%%

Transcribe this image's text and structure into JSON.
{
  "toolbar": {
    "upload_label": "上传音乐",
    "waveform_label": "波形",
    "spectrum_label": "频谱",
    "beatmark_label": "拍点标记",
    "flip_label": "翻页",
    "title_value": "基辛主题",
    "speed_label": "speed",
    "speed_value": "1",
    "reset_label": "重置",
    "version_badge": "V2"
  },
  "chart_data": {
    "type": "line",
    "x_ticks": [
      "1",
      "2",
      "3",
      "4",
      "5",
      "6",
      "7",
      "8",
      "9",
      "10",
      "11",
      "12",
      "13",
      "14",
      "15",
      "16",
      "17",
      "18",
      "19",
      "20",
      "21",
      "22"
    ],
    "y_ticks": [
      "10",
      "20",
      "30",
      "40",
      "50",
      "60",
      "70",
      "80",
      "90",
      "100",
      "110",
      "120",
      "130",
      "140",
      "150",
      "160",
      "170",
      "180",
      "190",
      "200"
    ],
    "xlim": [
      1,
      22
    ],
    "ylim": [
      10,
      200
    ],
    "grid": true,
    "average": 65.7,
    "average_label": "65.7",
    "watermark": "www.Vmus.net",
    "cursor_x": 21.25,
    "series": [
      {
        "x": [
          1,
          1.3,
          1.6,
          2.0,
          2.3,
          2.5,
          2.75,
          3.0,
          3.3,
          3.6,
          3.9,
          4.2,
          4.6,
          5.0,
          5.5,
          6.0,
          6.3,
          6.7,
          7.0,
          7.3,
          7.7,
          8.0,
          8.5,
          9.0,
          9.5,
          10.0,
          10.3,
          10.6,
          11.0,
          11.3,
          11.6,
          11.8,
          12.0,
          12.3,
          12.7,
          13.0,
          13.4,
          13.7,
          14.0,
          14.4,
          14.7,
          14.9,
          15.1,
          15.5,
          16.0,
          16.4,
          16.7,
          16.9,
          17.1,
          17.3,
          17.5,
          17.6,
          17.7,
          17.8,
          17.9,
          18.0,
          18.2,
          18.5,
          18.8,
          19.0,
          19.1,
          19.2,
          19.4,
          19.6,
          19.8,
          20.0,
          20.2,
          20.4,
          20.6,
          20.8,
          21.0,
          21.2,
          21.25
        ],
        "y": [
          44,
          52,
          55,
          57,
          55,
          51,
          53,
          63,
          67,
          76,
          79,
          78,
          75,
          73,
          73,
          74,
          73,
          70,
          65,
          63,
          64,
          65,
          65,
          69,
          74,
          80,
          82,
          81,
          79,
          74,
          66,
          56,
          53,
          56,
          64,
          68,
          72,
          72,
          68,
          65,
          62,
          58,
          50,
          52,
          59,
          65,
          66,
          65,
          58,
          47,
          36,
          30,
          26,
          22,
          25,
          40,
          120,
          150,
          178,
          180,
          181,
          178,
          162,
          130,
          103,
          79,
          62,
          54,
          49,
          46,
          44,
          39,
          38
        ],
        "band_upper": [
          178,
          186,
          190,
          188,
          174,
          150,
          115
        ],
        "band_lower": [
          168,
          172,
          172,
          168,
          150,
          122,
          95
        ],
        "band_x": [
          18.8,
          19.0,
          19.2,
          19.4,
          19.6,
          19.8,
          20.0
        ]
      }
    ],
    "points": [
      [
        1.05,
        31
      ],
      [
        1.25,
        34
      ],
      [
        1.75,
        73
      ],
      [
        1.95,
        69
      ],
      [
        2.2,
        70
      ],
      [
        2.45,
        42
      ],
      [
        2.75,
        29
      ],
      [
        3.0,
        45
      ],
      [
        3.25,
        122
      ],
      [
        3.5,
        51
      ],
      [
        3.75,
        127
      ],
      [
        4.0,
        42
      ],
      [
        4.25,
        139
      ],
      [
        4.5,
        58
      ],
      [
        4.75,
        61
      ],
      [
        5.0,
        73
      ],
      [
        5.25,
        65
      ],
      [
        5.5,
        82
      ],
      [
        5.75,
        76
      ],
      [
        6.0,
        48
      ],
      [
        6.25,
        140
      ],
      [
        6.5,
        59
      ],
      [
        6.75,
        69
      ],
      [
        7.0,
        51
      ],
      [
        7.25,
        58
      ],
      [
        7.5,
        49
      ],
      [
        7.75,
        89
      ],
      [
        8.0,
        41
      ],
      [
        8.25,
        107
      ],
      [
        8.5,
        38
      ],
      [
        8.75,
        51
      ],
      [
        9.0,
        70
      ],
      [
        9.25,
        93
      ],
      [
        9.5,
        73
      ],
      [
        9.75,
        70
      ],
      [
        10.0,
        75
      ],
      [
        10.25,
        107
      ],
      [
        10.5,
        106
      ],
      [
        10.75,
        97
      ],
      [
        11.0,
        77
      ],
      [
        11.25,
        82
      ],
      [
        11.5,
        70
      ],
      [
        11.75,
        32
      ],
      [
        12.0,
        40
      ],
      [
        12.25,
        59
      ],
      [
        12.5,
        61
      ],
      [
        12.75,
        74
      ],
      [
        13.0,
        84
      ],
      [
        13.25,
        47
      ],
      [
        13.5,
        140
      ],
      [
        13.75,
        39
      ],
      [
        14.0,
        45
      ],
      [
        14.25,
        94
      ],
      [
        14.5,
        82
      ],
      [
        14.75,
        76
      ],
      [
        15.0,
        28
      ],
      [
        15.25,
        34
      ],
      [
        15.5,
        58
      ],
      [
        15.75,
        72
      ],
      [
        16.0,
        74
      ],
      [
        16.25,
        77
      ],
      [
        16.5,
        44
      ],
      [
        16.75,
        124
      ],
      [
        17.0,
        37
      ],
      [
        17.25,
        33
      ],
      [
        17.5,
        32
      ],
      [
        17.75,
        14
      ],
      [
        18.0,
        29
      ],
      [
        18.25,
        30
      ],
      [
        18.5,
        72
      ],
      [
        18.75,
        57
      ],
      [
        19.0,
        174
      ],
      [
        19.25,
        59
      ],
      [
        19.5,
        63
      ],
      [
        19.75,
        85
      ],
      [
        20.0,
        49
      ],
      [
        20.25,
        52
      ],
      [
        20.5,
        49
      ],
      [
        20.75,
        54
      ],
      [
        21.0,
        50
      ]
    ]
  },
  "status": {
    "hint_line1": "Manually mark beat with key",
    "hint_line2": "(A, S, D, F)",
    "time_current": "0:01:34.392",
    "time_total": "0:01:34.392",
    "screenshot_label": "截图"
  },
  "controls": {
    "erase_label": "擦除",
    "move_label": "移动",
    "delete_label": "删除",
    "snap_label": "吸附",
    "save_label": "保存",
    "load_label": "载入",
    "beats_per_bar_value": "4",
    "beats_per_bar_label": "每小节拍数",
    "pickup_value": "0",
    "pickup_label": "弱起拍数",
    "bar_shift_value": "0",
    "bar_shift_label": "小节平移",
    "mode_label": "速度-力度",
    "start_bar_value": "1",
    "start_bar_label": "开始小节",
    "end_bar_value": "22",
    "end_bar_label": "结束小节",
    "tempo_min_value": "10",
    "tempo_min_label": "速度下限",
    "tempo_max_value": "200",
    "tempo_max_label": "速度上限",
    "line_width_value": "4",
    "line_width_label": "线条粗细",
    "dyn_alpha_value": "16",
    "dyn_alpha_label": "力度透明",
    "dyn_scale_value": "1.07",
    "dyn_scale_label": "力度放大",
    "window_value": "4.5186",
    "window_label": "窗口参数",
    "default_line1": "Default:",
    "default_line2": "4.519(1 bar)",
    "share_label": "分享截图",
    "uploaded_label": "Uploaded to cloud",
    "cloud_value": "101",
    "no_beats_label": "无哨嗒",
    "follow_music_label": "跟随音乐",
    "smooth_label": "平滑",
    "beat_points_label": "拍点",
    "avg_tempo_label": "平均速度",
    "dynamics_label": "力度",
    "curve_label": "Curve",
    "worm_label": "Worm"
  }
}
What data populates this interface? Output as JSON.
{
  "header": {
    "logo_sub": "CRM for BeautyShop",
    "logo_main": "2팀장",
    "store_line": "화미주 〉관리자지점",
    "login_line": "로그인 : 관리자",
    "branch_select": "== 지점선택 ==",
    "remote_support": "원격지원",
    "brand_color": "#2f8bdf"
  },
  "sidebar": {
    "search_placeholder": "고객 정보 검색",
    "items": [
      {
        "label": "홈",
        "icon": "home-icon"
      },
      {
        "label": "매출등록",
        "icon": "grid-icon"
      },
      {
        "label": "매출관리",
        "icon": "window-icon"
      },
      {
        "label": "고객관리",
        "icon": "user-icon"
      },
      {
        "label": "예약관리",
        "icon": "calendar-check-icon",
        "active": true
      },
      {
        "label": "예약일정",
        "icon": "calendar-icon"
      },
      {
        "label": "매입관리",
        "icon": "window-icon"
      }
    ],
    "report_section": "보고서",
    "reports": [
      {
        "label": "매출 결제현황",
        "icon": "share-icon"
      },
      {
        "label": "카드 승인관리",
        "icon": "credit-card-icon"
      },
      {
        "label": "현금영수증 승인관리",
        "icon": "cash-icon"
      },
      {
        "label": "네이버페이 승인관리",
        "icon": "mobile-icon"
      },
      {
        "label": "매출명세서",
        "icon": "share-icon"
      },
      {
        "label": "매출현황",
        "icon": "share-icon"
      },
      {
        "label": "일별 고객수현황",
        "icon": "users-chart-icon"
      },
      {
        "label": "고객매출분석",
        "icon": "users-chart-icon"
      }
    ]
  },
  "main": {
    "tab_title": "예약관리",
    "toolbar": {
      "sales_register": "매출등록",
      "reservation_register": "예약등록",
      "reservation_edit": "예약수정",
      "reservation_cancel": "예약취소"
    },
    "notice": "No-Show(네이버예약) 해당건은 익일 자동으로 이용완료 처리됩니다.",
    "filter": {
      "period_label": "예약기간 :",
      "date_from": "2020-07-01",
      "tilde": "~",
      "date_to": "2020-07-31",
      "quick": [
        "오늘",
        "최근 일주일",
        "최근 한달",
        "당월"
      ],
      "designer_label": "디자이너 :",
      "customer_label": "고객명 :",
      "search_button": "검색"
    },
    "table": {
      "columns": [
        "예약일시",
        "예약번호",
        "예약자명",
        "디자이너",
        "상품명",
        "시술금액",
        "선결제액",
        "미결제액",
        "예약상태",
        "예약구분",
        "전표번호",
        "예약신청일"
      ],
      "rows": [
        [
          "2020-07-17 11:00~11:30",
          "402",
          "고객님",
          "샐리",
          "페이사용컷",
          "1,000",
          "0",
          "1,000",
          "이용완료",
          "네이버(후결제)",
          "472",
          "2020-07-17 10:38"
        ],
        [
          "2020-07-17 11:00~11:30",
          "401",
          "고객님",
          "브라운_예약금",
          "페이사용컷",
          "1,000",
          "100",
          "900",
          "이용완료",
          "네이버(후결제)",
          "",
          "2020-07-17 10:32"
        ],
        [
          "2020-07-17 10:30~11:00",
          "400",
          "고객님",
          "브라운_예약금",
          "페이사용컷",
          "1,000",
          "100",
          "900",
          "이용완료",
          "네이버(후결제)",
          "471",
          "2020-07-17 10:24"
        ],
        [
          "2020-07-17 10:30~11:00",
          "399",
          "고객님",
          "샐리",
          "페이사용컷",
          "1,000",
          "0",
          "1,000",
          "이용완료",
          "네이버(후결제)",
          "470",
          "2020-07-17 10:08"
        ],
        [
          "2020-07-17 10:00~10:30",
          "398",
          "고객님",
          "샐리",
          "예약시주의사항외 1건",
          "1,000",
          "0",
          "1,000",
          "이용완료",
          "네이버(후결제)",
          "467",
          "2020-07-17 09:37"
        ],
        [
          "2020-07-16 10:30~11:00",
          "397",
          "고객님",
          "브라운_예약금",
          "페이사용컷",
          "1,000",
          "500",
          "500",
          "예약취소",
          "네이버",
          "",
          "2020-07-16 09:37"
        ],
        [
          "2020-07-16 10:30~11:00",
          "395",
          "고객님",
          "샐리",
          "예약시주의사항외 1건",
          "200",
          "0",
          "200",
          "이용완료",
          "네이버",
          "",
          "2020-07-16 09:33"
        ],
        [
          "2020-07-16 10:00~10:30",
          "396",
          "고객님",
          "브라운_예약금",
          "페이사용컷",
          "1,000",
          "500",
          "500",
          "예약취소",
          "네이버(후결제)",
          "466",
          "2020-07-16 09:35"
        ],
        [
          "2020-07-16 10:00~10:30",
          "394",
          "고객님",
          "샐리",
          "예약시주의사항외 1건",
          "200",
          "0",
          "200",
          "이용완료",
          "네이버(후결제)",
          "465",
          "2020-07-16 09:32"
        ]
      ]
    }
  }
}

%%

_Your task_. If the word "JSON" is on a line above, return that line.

_Exercise result_.
Transcribe this image's text and structure into JSON.
What data populates this interface? Output as JSON.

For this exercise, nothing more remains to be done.